(This graph already accounts for currency devaluation and cost deflation in calculating USD breakeven costs. This is the most recent graph in this series, it was published on October 22nd):
Rystad Energy (posted before on BRY):
WoodMac(posted before on BRY)
Bernstein (using 2014 data)
The above graphs have been produced by independent sources between January and October 2015, and they represent countless man hours of work, and hence this information is highly relevant to oil investors. Out of these eight sources there is a clear agreement that the $50 to $60 Brent range is the average price to extract a barrel of oil today, however oil prices are not set by the average, at $50 Brent only 70m out of the 95m barrels required can be produced according to PIRA (1st graph). In order for the market to meet demand the industry needs to produce the marginal barrels as well, which according to the above graphs is around $80. Sanford Bernstein research indicate that over the last 20 years Brent oil prices have always reverted back to the marginal cost of production:
It is worth noting that Bernstein believes that the current marginal cost of production is $85, this is more or less within the range of the other 7 sources displayed here. The extent of the deviation from the marginal cost of production today stands at an extreme and thus prices are bound to correct upward in 2016 if they were to follow the marginal cost of production. According to SB oil prices have rebounded by an average of 70% within 12 months of hitting the trough in the last four oil price recessions:

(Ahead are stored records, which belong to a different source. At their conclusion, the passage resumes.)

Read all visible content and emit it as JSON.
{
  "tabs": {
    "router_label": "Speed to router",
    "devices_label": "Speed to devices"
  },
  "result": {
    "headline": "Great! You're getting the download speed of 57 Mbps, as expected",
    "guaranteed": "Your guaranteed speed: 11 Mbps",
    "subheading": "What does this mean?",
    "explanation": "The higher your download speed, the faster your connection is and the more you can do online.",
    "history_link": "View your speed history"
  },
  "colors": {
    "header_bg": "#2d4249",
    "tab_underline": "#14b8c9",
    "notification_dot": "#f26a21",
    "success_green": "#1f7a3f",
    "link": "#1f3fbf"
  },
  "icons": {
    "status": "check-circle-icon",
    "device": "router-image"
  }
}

If history is to prove true, WTI would trade at $62 by next October and Brent would trade at $67, the above is consistent with my own expectations and does indicate that oil prices will likely trade at $70+ in 2017 as they approach the marginal cost of supply.
One caveat is that in previous oil price recessions OPEC has intervened, which means they have removed cheap oil supply and accelerated the reversion of prices to the marginal cost of production. The fact that OPEC is on the sidelines today could change the dynamics of the rebound; and I believe this is why it will take until 2017 before we hit the lower range of the marginal cost of production ($70) and possibly it would take until 2018 before we move to $80 and above. There is also the risk that shale oil production will pull down the marginal cost curve, however all key research I have seen indicate that for shale oil to grow meaningfully (500k+ per year) WTI needs to trade in the $70 to $80 range. For shale to grow, marginal shale needs to be developed as well. PIRA makes a distinction between core US shale and marginal US shale (non-core) in this graph about sources of future oil supply:
As can be seen from the above US core shale breakeven is $50 to $60, while US non-core shale (marginal shale) breakeven is $70 to $80. Do note that Canadian shale in this graph does not refer to basins such as the Cardium or Viking (those are conventional tight oil with $50 to $60 breakeven), Canadian shale in the above context refers to pure shale such as the Duvernay.
All the above data points are highly suggestive of prices moving back to $80 eventually, however in times of extreme dislocation prices may diverge materially from the cost of production, as it is the case now, and there is a chance that they weaken further or remain dislocated for longer due to external shocks. Yet, the longer prices remain far from the average and the marginal price of extraction, the higher the likelihood that they will bounce higher as low prices start to significantly cut into future supplies.
The above information is intended for oil investors only, if you are a speculator or a short term trader, the above information has little value to you.